 I just assume that any extension of the already complex D type system  
 will be met with a lot of resistance. I remember the all-out wars about  
 const and immutable (a.k.a invariant). Even those extensions are still  
 half-assed: the construction of immutable objects and const polymorphism  
 issues remain.

 My impression is that theoreticians and very advanced programmers love  
 elaborate type systems. Nine-to-five programmers, which are in the  
 majority, prefer simplicity even if the cost is reliability. Just look  
 at the comments to my blog post.

 I know we have to do something about null references in D, but I'm still  
 on the fence about how we should accomplish that.

So, let's ask the community: Would you like to see nullable types in D? http://www.micropoll.com/akira/mpview/539369-138652 (please, don't abuse by voting multiple time) Explain your reasoning in newsgroups. Thank you.
Feb 08 2009
prev sibling parent "Danny Wilson" <bluezenix gmail.com> writes:
Op Mon, 09 Feb 2009 02:25:55 +0100 schreef Denis Koroskin  
<2korden gmail.com>:

 On Mon, 09 Feb 2009 04:09:26 +0300, Bartosz Milewski  
 <bartosz relisoft.com> wrote:

 ...

 My impression is that theoreticians and very advanced programmers love  
 elaborate type systems. Nine-to-five programmers, which are in the  
 majority, prefer simplicity even if the cost is reliability. Just look  
 at the comments to my blog post.

 I know we have to do something about null references in D, but I'm  
 still on the fence about how we should accomplish that.

So, let's ask the community: Would you like to see nullable types in D? http://www.micropoll.com/akira/mpview/539369-138652 (please, don't abuse by voting multiple time) Explain your reasoning in newsgroups. Thank you.

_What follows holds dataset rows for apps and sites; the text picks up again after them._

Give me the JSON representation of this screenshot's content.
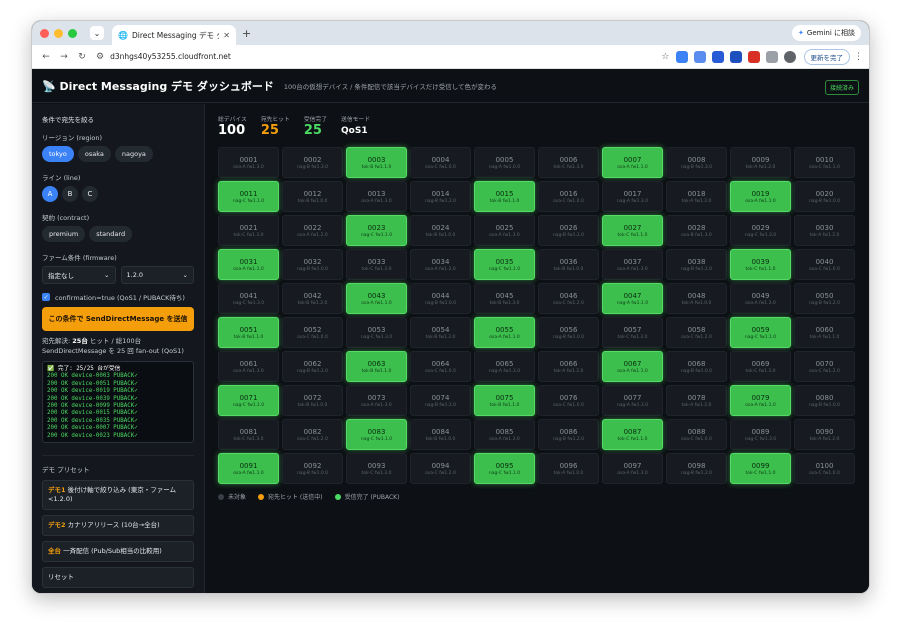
{
  "browser": {
    "tab_title": "Direct Messaging デモ ダッシュボ",
    "url": "d3nhgs40y53255.cloudfront.net",
    "gemini_label": "Gemini に相談",
    "update_label": "更新を完了"
  },
  "header": {
    "title": "📡 Direct Messaging デモ ダッシュボード",
    "subtitle": "100台の仮想デバイス / 条件配信で該当デバイスだけ受信して色が変わる",
    "connection": "接続済み"
  },
  "sidebar": {
    "section_title": "条件で宛先を絞る",
    "region_label": "リージョン (region)",
    "regions": [
      "tokyo",
      "osaka",
      "nagoya"
    ],
    "line_label": "ライン (line)",
    "lines": [
      "A",
      "B",
      "C"
    ],
    "contract_label": "契約 (contract)",
    "contracts": [
      "premium",
      "standard"
    ],
    "firmware_label": "ファーム条件 (firmware)",
    "firmware_op": "指定なし",
    "firmware_version": "1.2.0",
    "confirmation_label": "confirmation=true (QoS1 / PUBACK待ち)",
    "send_button": "この条件で SendDirectMessage を送信",
    "result_prefix": "宛先解決:",
    "result_hits": "25台",
    "result_suffix": "ヒット / 総100台",
    "fanout": "SendDirectMessage を 25 回 fan-out (QoS1)",
    "log_done": "✅ 完了: 25/25 台が受信",
    "log_lines": [
      "200 OK device-0003 PUBACK✓",
      "200 OK device-0051 PUBACK✓",
      "200 OK device-0019 PUBACK✓",
      "200 OK device-0039 PUBACK✓",
      "200 OK device-0099 PUBACK✓",
      "200 OK device-0015 PUBACK✓",
      "200 OK device-0035 PUBACK✓",
      "200 OK device-0007 PUBACK✓",
      "200 OK device-0023 PUBACK✓"
    ],
    "presets_title": "デモ プリセット",
    "presets": [
      {
        "tag": "デモ1",
        "text": "後付け軸で絞り込み (東京・ファーム<1.2.0)"
      },
      {
        "tag": "デモ2",
        "text": "カナリアリリース (10台→全台)"
      },
      {
        "tag": "全台",
        "text": "一斉配信 (Pub/Sub相当の比較用)"
      },
      {
        "tag": "",
        "text": "リセット"
      }
    ]
  },
  "stats": [
    {
      "key": "総デバイス",
      "value": "100",
      "tone": ""
    },
    {
      "key": "宛先ヒット",
      "value": "25",
      "tone": "orange"
    },
    {
      "key": "受信完了",
      "value": "25",
      "tone": "green"
    },
    {
      "key": "送信モード",
      "value": "QoS1",
      "tone": "small"
    }
  ],
  "devices": [
    {
      "id": "0001",
      "meta": "osa-A fw1.3.0",
      "ok": false
    },
    {
      "id": "0002",
      "meta": "nag-B fw1.3.0",
      "ok": false
    },
    {
      "id": "0003",
      "meta": "tok-B fw1.1.0",
      "ok": true
    },
    {
      "id": "0004",
      "meta": "osa-C fw1.0.0",
      "ok": false
    },
    {
      "id": "0005",
      "meta": "nag-A fw1.0.0",
      "ok": false
    },
    {
      "id": "0006",
      "meta": "tok-C fw1.3.0",
      "ok": false
    },
    {
      "id": "0007",
      "meta": "osa-A fw1.1.0",
      "ok": true
    },
    {
      "id": "0008",
      "meta": "nag-B fw1.3.0",
      "ok": false
    },
    {
      "id": "0009",
      "meta": "tok-A fw1.2.0",
      "ok": false
    },
    {
      "id": "0010",
      "meta": "osa-C fw1.1.0",
      "ok": false
    },
    {
      "id": "0011",
      "meta": "nag-C fw1.1.0",
      "ok": true
    },
    {
      "id": "0012",
      "meta": "tok-B fw1.0.0",
      "ok": false
    },
    {
      "id": "0013",
      "meta": "osa-A fw1.3.0",
      "ok": false
    },
    {
      "id": "0014",
      "meta": "nag-B fw1.2.0",
      "ok": false
    },
    {
      "id": "0015",
      "meta": "tok-B fw1.1.0",
      "ok": true
    },
    {
      "id": "0016",
      "meta": "osa-C fw1.0.0",
      "ok": false
    },
    {
      "id": "0017",
      "meta": "nag-A fw1.3.0",
      "ok": false
    },
    {
      "id": "0018",
      "meta": "tok-A fw1.2.0",
      "ok": false
    },
    {
      "id": "0019",
      "meta": "osa-A fw1.1.0",
      "ok": true
    },
    {
      "id": "0020",
      "meta": "nag-B fw1.0.0",
      "ok": false
    },
    {
      "id": "0021",
      "meta": "tok-C fw1.3.0",
      "ok": false
    },
    {
      "id": "0022",
      "meta": "osa-A fw1.2.0",
      "ok": false
    },
    {
      "id": "0023",
      "meta": "nag-C fw1.1.0",
      "ok": true
    },
    {
      "id": "0024",
      "meta": "tok-B fw1.0.0",
      "ok": false
    },
    {
      "id": "0025",
      "meta": "osa-A fw1.3.0",
      "ok": false
    },
    {
      "id": "0026",
      "meta": "nag-B fw1.2.0",
      "ok": false
    },
    {
      "id": "0027",
      "meta": "tok-C fw1.1.0",
      "ok": true
    },
    {
      "id": "0028",
      "meta": "osa-B fw1.3.0",
      "ok": false
    },
    {
      "id": "0029",
      "meta": "nag-C fw1.3.0",
      "ok": false
    },
    {
      "id": "0030",
      "meta": "tok-A fw1.2.0",
      "ok": false
    },
    {
      "id": "0031",
      "meta": "osa-A fw1.1.0",
      "ok": true
    },
    {
      "id": "0032",
      "meta": "nag-B fw1.0.0",
      "ok": false
    },
    {
      "id": "0033",
      "meta": "tok-C fw1.3.0",
      "ok": false
    },
    {
      "id": "0034",
      "meta": "osa-A fw1.2.0",
      "ok": false
    },
    {
      "id": "0035",
      "meta": "nag-C fw1.1.0",
      "ok": true
    },
    {
      "id": "0036",
      "meta": "tok-B fw1.0.0",
      "ok": false
    },
    {
      "id": "0037",
      "meta": "osa-A fw1.3.0",
      "ok": false
    },
    {
      "id": "0038",
      "meta": "nag-B fw1.2.0",
      "ok": false
    },
    {
      "id": "0039",
      "meta": "tok-C fw1.1.0",
      "ok": true
    },
    {
      "id": "0040",
      "meta": "osa-C fw1.0.0",
      "ok": false
    },
    {
      "id": "0041",
      "meta": "nag-C fw1.3.0",
      "ok": false
    },
    {
      "id": "0042",
      "meta": "tok-B fw1.2.0",
      "ok": false
    },
    {
      "id": "0043",
      "meta": "osa-A fw1.1.0",
      "ok": true
    },
    {
      "id": "0044",
      "meta": "nag-B fw1.0.0",
      "ok": false
    },
    {
      "id": "0045",
      "meta": "tok-B fw1.3.0",
      "ok": false
    },
    {
      "id": "0046",
      "meta": "osa-C fw1.2.0",
      "ok": false
    },
    {
      "id": "0047",
      "meta": "nag-A fw1.1.0",
      "ok": true
    },
    {
      "id": "0048",
      "meta": "tok-A fw1.0.0",
      "ok": false
    },
    {
      "id": "0049",
      "meta": "osa-A fw1.3.0",
      "ok": false
    },
    {
      "id": "0050",
      "meta": "nag-B fw1.2.0",
      "ok": false
    },
    {
      "id": "0051",
      "meta": "tok-B fw1.1.0",
      "ok": true
    },
    {
      "id": "0052",
      "meta": "osa-C fw1.0.0",
      "ok": false
    },
    {
      "id": "0053",
      "meta": "nag-C fw1.3.0",
      "ok": false
    },
    {
      "id": "0054",
      "meta": "tok-B fw1.2.0",
      "ok": false
    },
    {
      "id": "0055",
      "meta": "osa-A fw1.1.0",
      "ok": true
    },
    {
      "id": "0056",
      "meta": "nag-B fw1.0.0",
      "ok": false
    },
    {
      "id": "0057",
      "meta": "tok-C fw1.3.0",
      "ok": false
    },
    {
      "id": "0058",
      "meta": "osa-C fw1.2.0",
      "ok": false
    },
    {
      "id": "0059",
      "meta": "nag-C fw1.1.0",
      "ok": true
    },
    {
      "id": "0060",
      "meta": "tok-A fw1.1.0",
      "ok": false
    },
    {
      "id": "0061",
      "meta": "osa-A fw1.3.0",
      "ok": false
    },
    {
      "id": "0062",
      "meta": "nag-B fw1.2.0",
      "ok": false
    },
    {
      "id": "0063",
      "meta": "tok-B fw1.1.0",
      "ok": true
    },
    {
      "id": "0064",
      "meta": "osa-C fw1.0.0",
      "ok": false
    },
    {
      "id": "0065",
      "meta": "nag-A fw1.3.0",
      "ok": false
    },
    {
      "id": "0066",
      "meta": "tok-A fw1.2.0",
      "ok": false
    },
    {
      "id": "0067",
      "meta": "osa-A fw1.1.0",
      "ok": true
    },
    {
      "id": "0068",
      "meta": "nag-B fw1.0.0",
      "ok": false
    },
    {
      "id": "0069",
      "meta": "tok-C fw1.3.0",
      "ok": false
    },
    {
      "id": "0070",
      "meta": "osa-C fw1.2.0",
      "ok": false
    },
    {
      "id": "0071",
      "meta": "nag-C fw1.1.0",
      "ok": true
    },
    {
      "id": "0072",
      "meta": "tok-B fw1.0.0",
      "ok": false
    },
    {
      "id": "0073",
      "meta": "osa-A fw1.3.0",
      "ok": false
    },
    {
      "id": "0074",
      "meta": "nag-B fw1.2.0",
      "ok": false
    },
    {
      "id": "0075",
      "meta": "tok-B fw1.1.0",
      "ok": true
    },
    {
      "id": "0076",
      "meta": "osa-C fw1.0.0",
      "ok": false
    },
    {
      "id": "0077",
      "meta": "nag-A fw1.3.0",
      "ok": false
    },
    {
      "id": "0078",
      "meta": "tok-A fw1.2.0",
      "ok": false
    },
    {
      "id": "0079",
      "meta": "osa-A fw1.1.0",
      "ok": true
    },
    {
      "id": "0080",
      "meta": "nag-B fw1.0.0",
      "ok": false
    },
    {
      "id": "0081",
      "meta": "tok-C fw1.3.0",
      "ok": false
    },
    {
      "id": "0082",
      "meta": "osa-C fw1.2.0",
      "ok": false
    },
    {
      "id": "0083",
      "meta": "nag-C fw1.1.0",
      "ok": true
    },
    {
      "id": "0084",
      "meta": "tok-B fw1.0.0",
      "ok": false
    },
    {
      "id": "0085",
      "meta": "osa-A fw1.3.0",
      "ok": false
    },
    {
      "id": "0086",
      "meta": "nag-B fw1.2.0",
      "ok": false
    },
    {
      "id": "0087",
      "meta": "tok-C fw1.1.0",
      "ok": true
    },
    {
      "id": "0088",
      "meta": "osa-C fw1.0.0",
      "ok": false
    },
    {
      "id": "0089",
      "meta": "nag-C fw1.3.0",
      "ok": false
    },
    {
      "id": "0090",
      "meta": "tok-A fw1.2.0",
      "ok": false
    },
    {
      "id": "0091",
      "meta": "osa-A fw1.1.0",
      "ok": true
    },
    {
      "id": "0092",
      "meta": "nag-B fw1.0.0",
      "ok": false
    },
    {
      "id": "0093",
      "meta": "tok-C fw1.3.0",
      "ok": false
    },
    {
      "id": "0094",
      "meta": "osa-C fw1.2.0",
      "ok": false
    },
    {
      "id": "0095",
      "meta": "nag-C fw1.1.0",
      "ok": true
    },
    {
      "id": "0096",
      "meta": "tok-A fw1.0.0",
      "ok": false
    },
    {
      "id": "0097",
      "meta": "osa-A fw1.3.0",
      "ok": false
    },
    {
      "id": "0098",
      "meta": "nag-B fw1.2.0",
      "ok": false
    },
    {
      "id": "0099",
      "meta": "tok-C fw1.1.0",
      "ok": true
    },
    {
      "id": "0100",
      "meta": "osa-C fw1.0.0",
      "ok": false
    }
  ],
  "legend": [
    {
      "label": "未対象",
      "color": "#3a3f47"
    },
    {
      "label": "宛先ヒット (送信中)",
      "color": "#f59e0b"
    },
    {
      "label": "受信完了 (PUBACK)",
      "color": "#4cd964"
    }
  ]
}
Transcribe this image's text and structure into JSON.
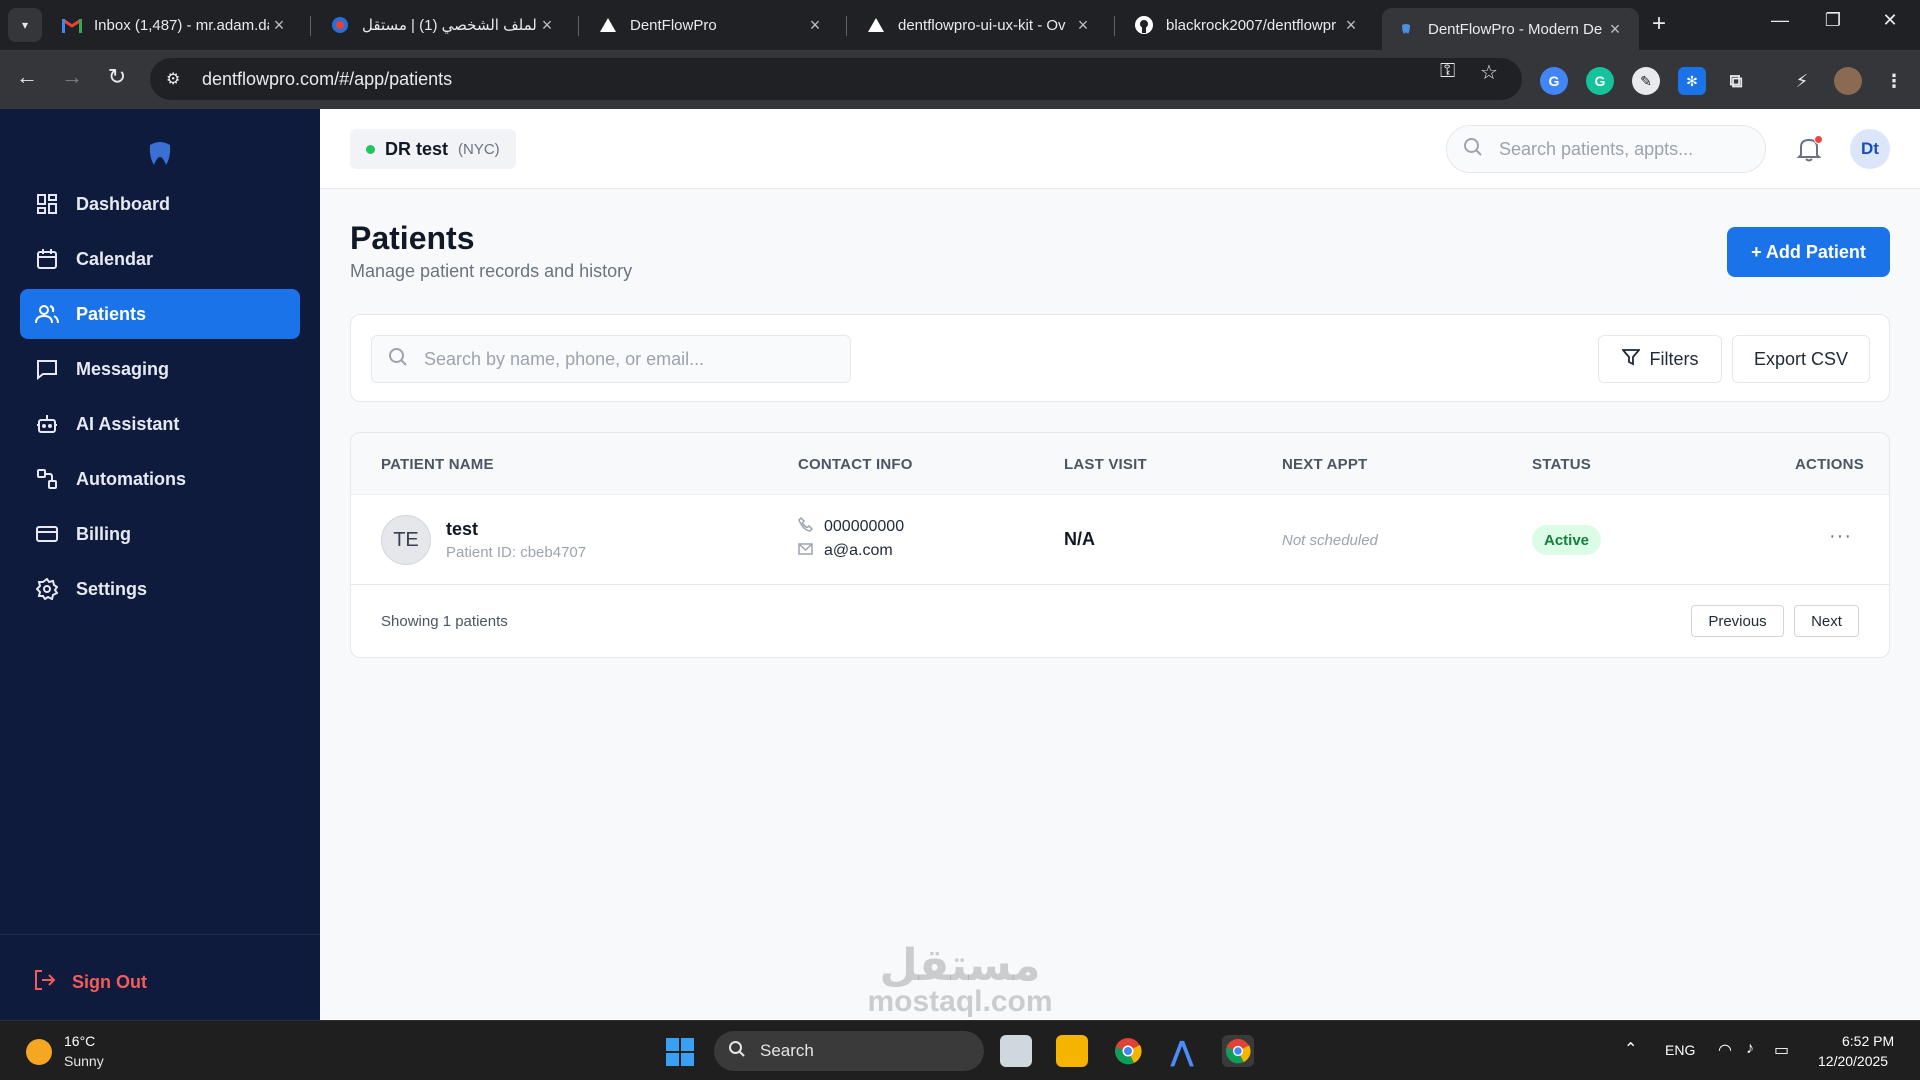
{
  "browser": {
    "tabs": [
      {
        "title": "Inbox (1,487) - mr.adam.da",
        "icon": "gmail-icon"
      },
      {
        "title": "الملف الشخصي (1) | مستقل",
        "icon": "mostaql-icon"
      },
      {
        "title": "DentFlowPro",
        "icon": "vercel-icon"
      },
      {
        "title": "dentflowpro-ui-ux-kit - Ov",
        "icon": "vercel-icon"
      },
      {
        "title": "blackrock2007/dentflowpr",
        "icon": "github-icon"
      },
      {
        "title": "DentFlowPro - Modern De",
        "icon": "app-favicon"
      }
    ],
    "url": "dentflowpro.com/#/app/patients"
  },
  "sidebar": {
    "items": [
      {
        "label": "Dashboard",
        "icon": "grid-icon"
      },
      {
        "label": "Calendar",
        "icon": "calendar-icon"
      },
      {
        "label": "Patients",
        "icon": "users-icon",
        "active": true
      },
      {
        "label": "Messaging",
        "icon": "message-icon"
      },
      {
        "label": "AI Assistant",
        "icon": "robot-icon"
      },
      {
        "label": "Automations",
        "icon": "workflow-icon"
      },
      {
        "label": "Billing",
        "icon": "credit-card-icon"
      },
      {
        "label": "Settings",
        "icon": "gear-icon"
      }
    ],
    "sign_out": "Sign Out"
  },
  "header": {
    "clinic_name": "DR test",
    "clinic_location": "(NYC)",
    "search_placeholder": "Search patients, appts...",
    "user_initials": "Dt"
  },
  "page": {
    "title": "Patients",
    "subtitle": "Manage patient records and history",
    "add_button": "+ Add Patient"
  },
  "filters": {
    "search_placeholder": "Search by name, phone, or email...",
    "filters_label": "Filters",
    "export_label": "Export CSV"
  },
  "table": {
    "columns": [
      "PATIENT NAME",
      "CONTACT INFO",
      "LAST VISIT",
      "NEXT APPT",
      "STATUS",
      "ACTIONS"
    ],
    "rows": [
      {
        "initials": "TE",
        "name": "test",
        "patient_id": "Patient ID: cbeb4707",
        "phone": "000000000",
        "email": "a@a.com",
        "last_visit": "N/A",
        "next_appt": "Not scheduled",
        "status": "Active",
        "actions": "···"
      }
    ],
    "footer": "Showing 1 patients",
    "prev_label": "Previous",
    "next_label": "Next"
  },
  "watermark": {
    "text": "مستقل",
    "sub": "mostaql.com"
  },
  "taskbar": {
    "temperature": "16°C",
    "condition": "Sunny",
    "search_label": "Search",
    "language": "ENG",
    "time": "6:52 PM",
    "date": "12/20/2025"
  },
  "colors": {
    "sidebar_bg": "#0f1b3d",
    "accent": "#1a73e8",
    "status_active_bg": "#dcfce7",
    "status_active_text": "#15803d",
    "sign_out": "#f45b5b"
  }
}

I voted yes. There have been far too many NullPointerExceptions in various languages, for the 9-5 programmer to understand in 15 minutes what non-nullable types are :-)
Feb 09 2009
prev sibling parent "Nick Sabalausky" <a a.a> writes:
"bearophile" <bearophileHUGS lycos.com> wrote in message 
news:gl0ohe$1gda$1 digitalmars.com...
I think pluggable type systems will become more common in the following 
years (see also the optional annotations of Python3 that are designed for 
that too). This is more or less related:

 http://bartoszmilewski.wordpress.com/2009/01/18/java-pluggable-types/

 (but nonnullability is so basic that it's better inside the language, and 
 not left out to a plug-in type system).

 Bye,
 bearophile

Interesting article. Sounds a lot like D2 but with that flow-analysis nice-ity, and PolyNull (which has been proposed here...often). Although I wonder...maybe PolyNull should be the default (wherever applicable) instead of Nullable or NonNull? (Or maybe I'm overlooking some obvious problem with that.) I see pluggable type sytems as potentially being a specific form of a more general thing I've been observing an increasing need for/trend towards: customizable languages. Ex: A language that doesn't say "Semicolons mark end-of-statement" or "Newline marks end-of-statement and lines can be split with a backslash", but provides both as mutually-exclusive programmer-selectable options. Or a choice of C-style curly-braces vs Python-style indentation. Etc. (Side note: This stuff could really cut down on religious language debates. Not eliminate, of course, but reduce.) Also, a tool could then be used to translate code between the various options, maybe even integrated into the IDE, so that people working on multi-person projects could each set up their own environments and use their own "customized language" even while working on the same line of code. The only project-wide standard would be what settings are used for checked-in code, just like tab/space settings and EOL markers (but ideally performed automatically (and reliably) by the check-in/check-out process). Eventually this might even be generalizable to the point where most languages can be reduced to nothing more than a collection of language settings. Which I think is the direction we appear to be headed anyway, since it seems like everyone and their grandmother is designing their own language (or two) these days, and many of these languages are more-or-less "just like language X, but with A, B and C changed to be more like language Y." Obviously this is all much easier said than done, but it's something I've been thinking a lot about lately, and I think may be worth exploring.
Jan 22 2009